Problem requirements:
Repeat every entry exactly as it appears.

Dataset records:
================

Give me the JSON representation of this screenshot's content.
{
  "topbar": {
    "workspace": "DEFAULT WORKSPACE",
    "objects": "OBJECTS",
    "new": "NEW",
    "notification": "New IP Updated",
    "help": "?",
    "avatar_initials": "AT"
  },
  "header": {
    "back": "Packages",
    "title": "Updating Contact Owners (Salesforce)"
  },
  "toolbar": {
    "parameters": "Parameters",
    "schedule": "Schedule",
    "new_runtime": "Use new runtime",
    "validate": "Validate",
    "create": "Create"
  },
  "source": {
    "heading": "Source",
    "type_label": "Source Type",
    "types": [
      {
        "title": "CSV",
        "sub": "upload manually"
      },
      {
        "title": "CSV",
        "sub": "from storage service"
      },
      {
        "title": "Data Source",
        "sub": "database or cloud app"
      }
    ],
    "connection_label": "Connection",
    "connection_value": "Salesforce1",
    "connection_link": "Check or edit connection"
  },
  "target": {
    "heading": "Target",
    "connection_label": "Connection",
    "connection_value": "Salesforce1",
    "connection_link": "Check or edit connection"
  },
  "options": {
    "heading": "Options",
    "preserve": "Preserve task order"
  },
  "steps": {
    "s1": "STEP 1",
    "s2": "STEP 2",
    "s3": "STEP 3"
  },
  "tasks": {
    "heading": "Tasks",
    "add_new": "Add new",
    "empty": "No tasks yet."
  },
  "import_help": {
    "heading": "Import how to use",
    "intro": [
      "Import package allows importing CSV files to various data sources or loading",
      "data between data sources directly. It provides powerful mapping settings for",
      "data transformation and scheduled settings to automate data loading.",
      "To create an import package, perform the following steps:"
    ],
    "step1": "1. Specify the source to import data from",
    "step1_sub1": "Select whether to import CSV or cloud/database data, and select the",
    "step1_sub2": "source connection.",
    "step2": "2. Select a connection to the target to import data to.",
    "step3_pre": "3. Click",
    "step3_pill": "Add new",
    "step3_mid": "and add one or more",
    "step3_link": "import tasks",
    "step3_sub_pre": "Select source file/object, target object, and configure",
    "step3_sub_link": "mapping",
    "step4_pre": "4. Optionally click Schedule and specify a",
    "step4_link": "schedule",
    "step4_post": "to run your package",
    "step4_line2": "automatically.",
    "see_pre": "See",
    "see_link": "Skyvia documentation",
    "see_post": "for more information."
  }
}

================

Task output:
Give me the JSON representation of this screenshot's content.
{
  "topbar": {
    "workspace": "DEFAULT WORKSPACE",
    "objects": "OBJECTS",
    "new": "NEW",
    "notification": "New IP Updated",
    "help": "?",
    "avatar_initials": "AT"
  },
  "header": {
    "back": "Packages",
    "title": "Updating Contact Owners (Salesforce)"
  },
  "toolbar": {
    "parameters": "Parameters",
    "schedule": "Schedule",
    "new_runtime": "Use new runtime",
    "validate": "Validate",
    "create": "Create"
  },
  "source": {
    "heading": "Source",
    "type_label": "Source Type",
    "types": [
      {
        "title": "CSV",
        "sub": "upload manually"
      },
      {
        "title": "CSV",
        "sub": "from storage service"
      },
      {
        "title": "Data Source",
        "sub": "database or cloud app"
      }
    ],
    "connection_label": "Connection",
    "connection_value": "Salesforce1",
    "connection_link": "Check or edit connection"
  },
  "target": {
    "heading": "Target",
    "connection_label": "Connection",
    "connection_value": "Salesforce1",
    "connection_link": "Check or edit connection"
  },
  "options": {
    "heading": "Options",
    "preserve": "Preserve task order"
  },
  "steps": {
    "s1": "STEP 1",
    "s2": "STEP 2",
    "s3": "STEP 3"
  },
  "tasks": {
    "heading": "Tasks",
    "add_new": "Add new",
    "empty": "No tasks yet."
  },
  "import_help": {
    "heading": "Import how to use",
    "intro": [
      "Import package allows importing CSV files to various data sources or loading",
      "data between data sources directly. It provides powerful mapping settings for",
      "data transformation and scheduled settings to automate data loading.",
      "To create an import package, perform the following steps:"
    ],
    "step1": "1. Specify the source to import data from",
    "step1_sub1": "Select whether to import CSV or cloud/database data, and select the",
    "step1_sub2": "source connection.",
    "step2": "2. Select a connection to the target to import data to.",
    "step3_pre": "3. Click",
    "step3_pill": "Add new",
    "step3_mid": "and add one or more",
    "step3_link": "import tasks",
    "step3_sub_pre": "Select source file/object, target object, and configure",
    "step3_sub_link": "mapping",
    "step4_pre": "4. Optionally click Schedule and specify a",
    "step4_link": "schedule",
    "step4_post": "to run your package",
    "step4_line2": "automatically.",
    "see_pre": "See",
    "see_link": "Skyvia documentation",
    "see_post": "for more information."
  }
}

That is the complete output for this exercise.